*Exercise description*:
All of the entries below must be copied out exactly.
☆ ☆ ☆ ☆ ☆ ☆ ☆
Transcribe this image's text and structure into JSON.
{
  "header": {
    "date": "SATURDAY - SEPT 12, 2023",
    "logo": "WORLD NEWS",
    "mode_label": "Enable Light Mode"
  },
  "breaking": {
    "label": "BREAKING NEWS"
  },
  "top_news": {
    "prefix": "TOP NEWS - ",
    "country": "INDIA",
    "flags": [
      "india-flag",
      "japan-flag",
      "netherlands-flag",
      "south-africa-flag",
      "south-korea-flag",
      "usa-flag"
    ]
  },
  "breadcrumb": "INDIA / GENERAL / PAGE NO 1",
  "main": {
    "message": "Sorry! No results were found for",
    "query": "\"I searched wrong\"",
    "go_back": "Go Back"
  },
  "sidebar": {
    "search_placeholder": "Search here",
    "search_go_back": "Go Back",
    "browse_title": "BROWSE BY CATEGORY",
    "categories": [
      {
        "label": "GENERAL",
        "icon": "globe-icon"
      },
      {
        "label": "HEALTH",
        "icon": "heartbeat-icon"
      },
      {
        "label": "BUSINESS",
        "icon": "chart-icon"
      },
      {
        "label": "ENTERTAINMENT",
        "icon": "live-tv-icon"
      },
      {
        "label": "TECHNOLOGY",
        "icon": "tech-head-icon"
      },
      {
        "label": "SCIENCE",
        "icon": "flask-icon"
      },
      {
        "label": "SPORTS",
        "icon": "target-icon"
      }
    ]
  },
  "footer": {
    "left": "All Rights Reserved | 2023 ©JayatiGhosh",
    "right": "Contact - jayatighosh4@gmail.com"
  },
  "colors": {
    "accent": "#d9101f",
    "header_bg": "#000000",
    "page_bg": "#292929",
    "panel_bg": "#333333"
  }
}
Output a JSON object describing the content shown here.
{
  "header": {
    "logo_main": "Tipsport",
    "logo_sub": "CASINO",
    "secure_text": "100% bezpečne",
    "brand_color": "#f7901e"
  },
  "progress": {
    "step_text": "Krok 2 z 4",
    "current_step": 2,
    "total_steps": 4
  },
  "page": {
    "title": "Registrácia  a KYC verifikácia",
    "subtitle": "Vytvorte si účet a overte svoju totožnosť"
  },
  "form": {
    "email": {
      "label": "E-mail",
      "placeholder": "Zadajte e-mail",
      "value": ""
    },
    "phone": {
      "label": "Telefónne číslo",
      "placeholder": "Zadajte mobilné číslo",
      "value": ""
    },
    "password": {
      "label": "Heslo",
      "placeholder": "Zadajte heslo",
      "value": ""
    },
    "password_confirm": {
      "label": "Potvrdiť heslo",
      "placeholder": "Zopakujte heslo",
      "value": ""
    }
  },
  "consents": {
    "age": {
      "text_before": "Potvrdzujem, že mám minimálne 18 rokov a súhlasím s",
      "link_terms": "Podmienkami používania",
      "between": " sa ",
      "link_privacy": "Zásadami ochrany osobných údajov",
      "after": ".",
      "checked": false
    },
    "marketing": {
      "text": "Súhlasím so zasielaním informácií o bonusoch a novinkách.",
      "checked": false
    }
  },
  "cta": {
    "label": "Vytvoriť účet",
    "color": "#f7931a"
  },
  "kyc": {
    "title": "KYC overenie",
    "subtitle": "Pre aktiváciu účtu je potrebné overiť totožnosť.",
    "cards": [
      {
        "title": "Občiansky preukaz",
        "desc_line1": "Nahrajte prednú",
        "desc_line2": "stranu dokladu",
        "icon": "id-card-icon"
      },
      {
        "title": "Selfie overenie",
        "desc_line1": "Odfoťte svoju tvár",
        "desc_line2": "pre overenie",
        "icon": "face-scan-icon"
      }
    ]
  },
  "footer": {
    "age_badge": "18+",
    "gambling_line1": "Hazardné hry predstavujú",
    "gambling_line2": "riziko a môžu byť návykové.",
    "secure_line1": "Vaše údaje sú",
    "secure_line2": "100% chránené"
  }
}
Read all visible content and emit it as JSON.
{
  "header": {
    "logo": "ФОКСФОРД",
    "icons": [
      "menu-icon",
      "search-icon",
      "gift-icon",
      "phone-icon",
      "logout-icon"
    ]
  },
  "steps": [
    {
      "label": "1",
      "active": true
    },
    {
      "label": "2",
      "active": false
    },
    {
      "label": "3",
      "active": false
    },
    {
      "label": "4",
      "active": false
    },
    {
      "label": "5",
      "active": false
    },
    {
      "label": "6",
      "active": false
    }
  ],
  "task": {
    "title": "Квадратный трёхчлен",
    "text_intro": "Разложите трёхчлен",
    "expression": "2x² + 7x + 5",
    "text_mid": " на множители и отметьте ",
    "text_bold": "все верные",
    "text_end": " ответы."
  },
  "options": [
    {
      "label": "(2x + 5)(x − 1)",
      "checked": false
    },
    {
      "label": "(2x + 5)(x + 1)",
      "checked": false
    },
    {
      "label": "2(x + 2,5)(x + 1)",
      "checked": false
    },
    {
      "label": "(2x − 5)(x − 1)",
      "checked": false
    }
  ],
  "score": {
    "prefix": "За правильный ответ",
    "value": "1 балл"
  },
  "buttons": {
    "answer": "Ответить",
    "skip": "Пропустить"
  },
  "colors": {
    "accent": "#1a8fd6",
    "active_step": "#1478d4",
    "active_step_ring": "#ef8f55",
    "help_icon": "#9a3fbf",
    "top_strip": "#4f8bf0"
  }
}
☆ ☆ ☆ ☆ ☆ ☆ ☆
*Answer box*:
Transcribe this image's text and structure into JSON.
{
  "header": {
    "date": "SATURDAY - SEPT 12, 2023",
    "logo": "WORLD NEWS",
    "mode_label": "Enable Light Mode"
  },
  "breaking": {
    "label": "BREAKING NEWS"
  },
  "top_news": {
    "prefix": "TOP NEWS - ",
    "country": "INDIA",
    "flags": [
      "india-flag",
      "japan-flag",
      "netherlands-flag",
      "south-africa-flag",
      "south-korea-flag",
      "usa-flag"
    ]
  },
  "breadcrumb": "INDIA / GENERAL / PAGE NO 1",
  "main": {
    "message": "Sorry! No results were found for",
    "query": "\"I searched wrong\"",
    "go_back": "Go Back"
  },
  "sidebar": {
    "search_placeholder": "Search here",
    "search_go_back": "Go Back",
    "browse_title": "BROWSE BY CATEGORY",
    "categories": [
      {
        "label": "GENERAL",
        "icon": "globe-icon"
      },
      {
        "label": "HEALTH",
        "icon": "heartbeat-icon"
      },
      {
        "label": "BUSINESS",
        "icon": "chart-icon"
      },
      {
        "label": "ENTERTAINMENT",
        "icon": "live-tv-icon"
      },
      {
        "label": "TECHNOLOGY",
        "icon": "tech-head-icon"
      },
      {
        "label": "SCIENCE",
        "icon": "flask-icon"
      },
      {
        "label": "SPORTS",
        "icon": "target-icon"
      }
    ]
  },
  "footer": {
    "left": "All Rights Reserved | 2023 ©JayatiGhosh",
    "right": "Contact - jayatighosh4@gmail.com"
  },
  "colors": {
    "accent": "#d9101f",
    "header_bg": "#000000",
    "page_bg": "#292929",
    "panel_bg": "#333333"
  }
}
Output a JSON object describing the content shown here.
{
  "header": {
    "logo_main": "Tipsport",
    "logo_sub": "CASINO",
    "secure_text": "100% bezpečne",
    "brand_color": "#f7901e"
  },
  "progress": {
    "step_text": "Krok 2 z 4",
    "current_step": 2,
    "total_steps": 4
  },
  "page": {
    "title": "Registrácia  a KYC verifikácia",
    "subtitle": "Vytvorte si účet a overte svoju totožnosť"
  },
  "form": {
    "email": {
      "label": "E-mail",
      "placeholder": "Zadajte e-mail",
      "value": ""
    },
    "phone": {
      "label": "Telefónne číslo",
      "placeholder": "Zadajte mobilné číslo",
      "value": ""
    },
    "password": {
      "label": "Heslo",
      "placeholder": "Zadajte heslo",
      "value": ""
    },
    "password_confirm": {
      "label": "Potvrdiť heslo",
      "placeholder": "Zopakujte heslo",
      "value": ""
    }
  },
  "consents": {
    "age": {
      "text_before": "Potvrdzujem, že mám minimálne 18 rokov a súhlasím s",
      "link_terms": "Podmienkami používania",
      "between": " sa ",
      "link_privacy": "Zásadami ochrany osobných údajov",
      "after": ".",
      "checked": false
    },
    "marketing": {
      "text": "Súhlasím so zasielaním informácií o bonusoch a novinkách.",
      "checked": false
    }
  },
  "cta": {
    "label": "Vytvoriť účet",
    "color": "#f7931a"
  },
  "kyc": {
    "title": "KYC overenie",
    "subtitle": "Pre aktiváciu účtu je potrebné overiť totožnosť.",
    "cards": [
      {
        "title": "Občiansky preukaz",
        "desc_line1": "Nahrajte prednú",
        "desc_line2": "stranu dokladu",
        "icon": "id-card-icon"
      },
      {
        "title": "Selfie overenie",
        "desc_line1": "Odfoťte svoju tvár",
        "desc_line2": "pre overenie",
        "icon": "face-scan-icon"
      }
    ]
  },
  "footer": {
    "age_badge": "18+",
    "gambling_line1": "Hazardné hry predstavujú",
    "gambling_line2": "riziko a môžu byť návykové.",
    "secure_line1": "Vaše údaje sú",
    "secure_line2": "100% chránené"
  }
}
Read all visible content and emit it as JSON.
{
  "header": {
    "logo": "ФОКСФОРД",
    "icons": [
      "menu-icon",
      "search-icon",
      "gift-icon",
      "phone-icon",
      "logout-icon"
    ]
  },
  "steps": [
    {
      "label": "1",
      "active": true
    },
    {
      "label": "2",
      "active": false
    },
    {
      "label": "3",
      "active": false
    },
    {
      "label": "4",
      "active": false
    },
    {
      "label": "5",
      "active": false
    },
    {
      "label": "6",
      "active": false
    }
  ],
  "task": {
    "title": "Квадратный трёхчлен",
    "text_intro": "Разложите трёхчлен",
    "expression": "2x² + 7x + 5",
    "text_mid": " на множители и отметьте ",
    "text_bold": "все верные",
    "text_end": " ответы."
  },
  "options": [
    {
      "label": "(2x + 5)(x − 1)",
      "checked": false
    },
    {
      "label": "(2x + 5)(x + 1)",
      "checked": false
    },
    {
      "label": "2(x + 2,5)(x + 1)",
      "checked": false
    },
    {
      "label": "(2x − 5)(x − 1)",
      "checked": false
    }
  ],
  "score": {
    "prefix": "За правильный ответ",
    "value": "1 балл"
  },
  "buttons": {
    "answer": "Ответить",
    "skip": "Пропустить"
  },
  "colors": {
    "accent": "#1a8fd6",
    "active_step": "#1478d4",
    "active_step_ring": "#ef8f55",
    "help_icon": "#9a3fbf",
    "top_strip": "#4f8bf0"
  }
}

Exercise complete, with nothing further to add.